Three demographic signposts that I wouldn’t want a hectic schedule to keep me from slapping on the blog.
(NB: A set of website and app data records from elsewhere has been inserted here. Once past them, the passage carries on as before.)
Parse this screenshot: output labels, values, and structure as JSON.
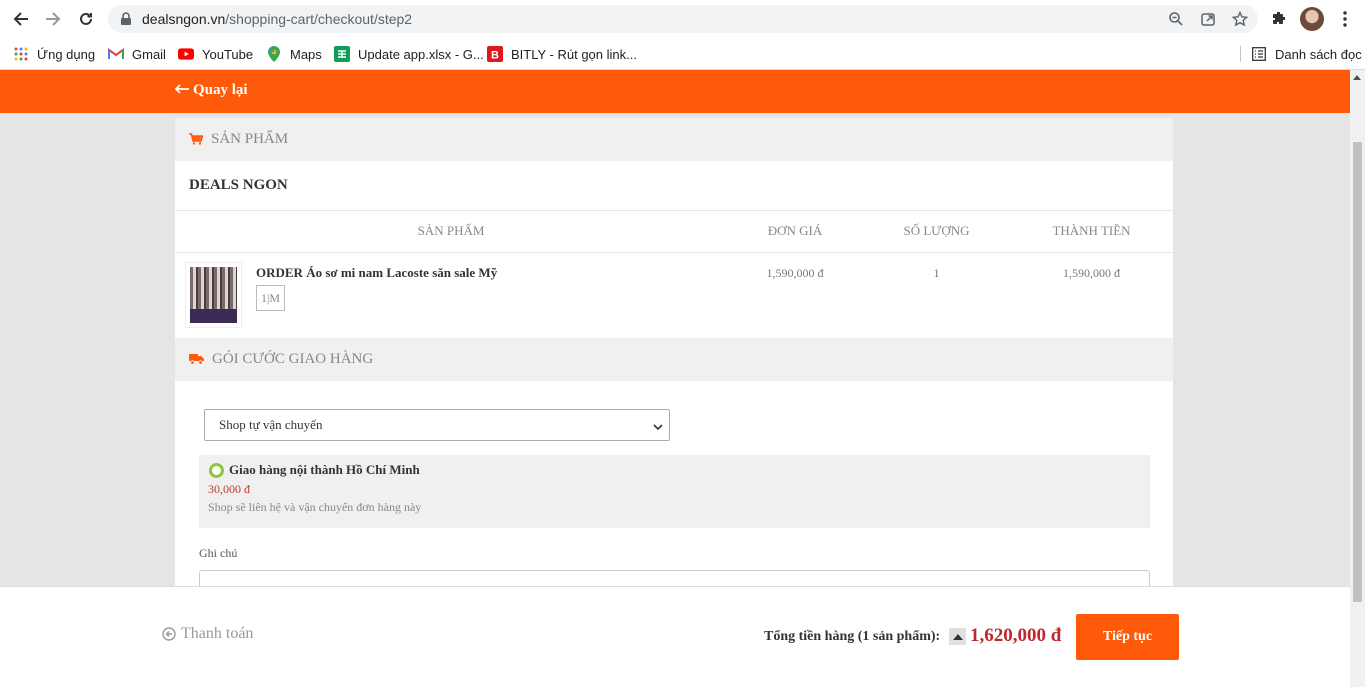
{
  "browser": {
    "url_host": "dealsngon.vn",
    "url_path": "/shopping-cart/checkout/step2",
    "bookmarks": [
      {
        "label": "Ứng dụng",
        "icon": "apps-grid-icon"
      },
      {
        "label": "Gmail",
        "icon": "gmail-icon"
      },
      {
        "label": "YouTube",
        "icon": "youtube-icon"
      },
      {
        "label": "Maps",
        "icon": "maps-icon"
      },
      {
        "label": "Update app.xlsx - G...",
        "icon": "sheets-icon"
      },
      {
        "label": "BITLY - Rút gọn link...",
        "icon": "bitly-icon"
      }
    ],
    "reading_list": "Danh sách đọc"
  },
  "header": {
    "back_label": "Quay lại"
  },
  "products_section": {
    "title": "SẢN PHẨM",
    "shop_name": "DEALS NGON",
    "columns": [
      "SẢN PHẨM",
      "ĐƠN GIÁ",
      "SỐ LƯỢNG",
      "THÀNH TIỀN"
    ],
    "items": [
      {
        "name": "ORDER Áo sơ mi nam Lacoste săn sale Mỹ",
        "variant": "1|M",
        "unit_price": "1,590,000 đ",
        "quantity": "1",
        "subtotal": "1,590,000 đ"
      }
    ]
  },
  "shipping_section": {
    "title": "GÓI CƯỚC GIAO HÀNG",
    "select_value": "Shop tự vận chuyển",
    "option": {
      "name": "Giao hàng nội thành Hồ Chí Minh",
      "price": "30,000 đ",
      "description": "Shop sẽ liên hệ và vận chuyển đơn hàng này"
    },
    "note_label": "Ghi chú"
  },
  "footer": {
    "payment_label": "Thanh toán",
    "total_label": "Tổng tiền hàng (1 sản phẩm):",
    "total_value": "1,620,000 đ",
    "continue_label": "Tiếp tục"
  },
  "colors": {
    "brand": "#ff5a09",
    "price": "#c0272d"
  }
}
As luck would have it, they all come from the same news outlet.
A new book, “The Global Pigeon,” by Colin Jerolmack, an assistant professor of sociology at New York University who spent three years hanging out with pigeon fliers, makes the point that pigeon breeding brought Italian-Americans and other ethnic whites “into contact with people of a different ethnic and age cohort with whom they were not voluntarily associating before.”
“African-Americans in Bed-Stuy who mostly hang out with other African-Americans, because they keep pigeons wind up being friends with these 85-year-old white guys they would not usually associate with,” Dr. Jerolmack said in an interview.
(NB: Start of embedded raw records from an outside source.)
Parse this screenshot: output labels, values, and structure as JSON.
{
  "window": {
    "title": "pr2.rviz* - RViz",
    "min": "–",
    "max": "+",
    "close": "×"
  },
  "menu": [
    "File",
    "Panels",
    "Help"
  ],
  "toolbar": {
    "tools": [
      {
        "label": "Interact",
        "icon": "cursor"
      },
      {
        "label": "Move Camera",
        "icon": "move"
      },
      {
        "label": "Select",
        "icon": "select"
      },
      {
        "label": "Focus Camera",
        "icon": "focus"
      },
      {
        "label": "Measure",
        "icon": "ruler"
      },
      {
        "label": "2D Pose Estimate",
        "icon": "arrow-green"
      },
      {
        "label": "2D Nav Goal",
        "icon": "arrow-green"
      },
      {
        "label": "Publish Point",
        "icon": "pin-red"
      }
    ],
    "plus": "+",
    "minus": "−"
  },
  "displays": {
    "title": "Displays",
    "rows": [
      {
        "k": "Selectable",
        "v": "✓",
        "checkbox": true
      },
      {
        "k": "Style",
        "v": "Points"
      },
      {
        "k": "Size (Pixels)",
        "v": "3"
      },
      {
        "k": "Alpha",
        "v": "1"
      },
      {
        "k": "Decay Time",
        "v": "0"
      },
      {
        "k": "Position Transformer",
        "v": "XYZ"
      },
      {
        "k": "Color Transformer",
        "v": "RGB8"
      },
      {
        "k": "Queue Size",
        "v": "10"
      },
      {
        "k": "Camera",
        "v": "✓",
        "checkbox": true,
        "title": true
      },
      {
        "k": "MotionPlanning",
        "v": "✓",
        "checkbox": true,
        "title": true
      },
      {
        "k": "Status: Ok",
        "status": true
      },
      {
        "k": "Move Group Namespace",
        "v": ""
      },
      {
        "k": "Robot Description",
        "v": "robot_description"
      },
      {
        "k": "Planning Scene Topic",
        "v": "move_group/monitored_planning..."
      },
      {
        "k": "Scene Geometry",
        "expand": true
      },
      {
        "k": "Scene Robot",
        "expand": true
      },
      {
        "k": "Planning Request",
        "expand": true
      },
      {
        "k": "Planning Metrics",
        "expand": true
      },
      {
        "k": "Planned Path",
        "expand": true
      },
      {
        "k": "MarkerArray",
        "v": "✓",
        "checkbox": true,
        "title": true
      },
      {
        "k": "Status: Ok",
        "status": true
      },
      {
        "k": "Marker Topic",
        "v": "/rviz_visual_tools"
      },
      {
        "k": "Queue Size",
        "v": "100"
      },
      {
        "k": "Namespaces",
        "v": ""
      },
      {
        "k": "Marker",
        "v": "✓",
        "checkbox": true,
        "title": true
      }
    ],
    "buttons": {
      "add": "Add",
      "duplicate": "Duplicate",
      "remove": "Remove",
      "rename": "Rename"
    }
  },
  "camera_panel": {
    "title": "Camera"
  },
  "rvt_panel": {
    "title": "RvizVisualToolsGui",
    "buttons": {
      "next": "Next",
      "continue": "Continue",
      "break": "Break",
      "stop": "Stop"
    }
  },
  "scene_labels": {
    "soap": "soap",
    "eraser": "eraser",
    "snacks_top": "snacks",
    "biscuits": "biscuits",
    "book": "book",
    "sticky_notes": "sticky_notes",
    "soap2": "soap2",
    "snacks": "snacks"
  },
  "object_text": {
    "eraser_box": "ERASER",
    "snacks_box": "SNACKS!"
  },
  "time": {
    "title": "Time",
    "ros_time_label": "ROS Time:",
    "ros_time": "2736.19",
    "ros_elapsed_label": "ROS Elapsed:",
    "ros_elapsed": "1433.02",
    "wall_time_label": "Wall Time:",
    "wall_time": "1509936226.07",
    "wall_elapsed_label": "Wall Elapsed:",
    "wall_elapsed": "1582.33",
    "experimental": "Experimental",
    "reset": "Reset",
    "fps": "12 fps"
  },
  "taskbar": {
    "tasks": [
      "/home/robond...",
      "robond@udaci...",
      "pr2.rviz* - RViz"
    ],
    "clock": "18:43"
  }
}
» NY Times: Centers See New Faces Seeking Test Prep
It’s no surprise to the average New York parent that so-called cram schools, once the cultural domain of Chinese-, Korean- and Russian-American students, have gained traction with non-Asian parents hoping to grab slots in competitive gifted programs and coveted middle and high schools by improving their children’s test scores.
But whereas five years ago owners of cram schools were surprised to encounter non-Asian students in their waiting rooms, now they are muscling one another for their business, handing out book bags with the names of their schools scrawled across the front, attending summer camp fairs in synagogues and school cafeterias, hiring receptionists who speak English, and aggressively pitting themselves against the Japanese cram school behemoth, Kumon, which dominates the local market.
Some are even changing their names. Horizon, a well-reputed cram school in Bensonhurst, Brooklyn, known among Chinese-American families for funneling students into Stuyvesant High School and NEST+m, was recently rechristened Gifted Kids New York City. “It’s a little more appealing to Caucasian parents,” said the owner, Andrew Chan, who tells prospective parents from Park Slope and Williamsburg, Brooklyn, that he is offering “Chinese rigor” with Western-style teaching methods.
All across Mexico’s ruddy central plains, most of the people who could go north already have. In a region long regarded as a bellwether of illegal immigration — where the flow of migrants has often seemed never-ending — the streets are wind-whipped and silent. Homes await returning families, while dozens of schools have closed because of a lack of students. Here in El Cargadero, a once-thriving farm community of 3,000, only a few hundred people remain, at most.
“It’s not like it used to be,” said Fermin Saldivar Ureño, 45, an avocado farmer whose 13 brothers and sisters are all in California. “I have three kids, my parents had 14. There just aren’t as many people to go.”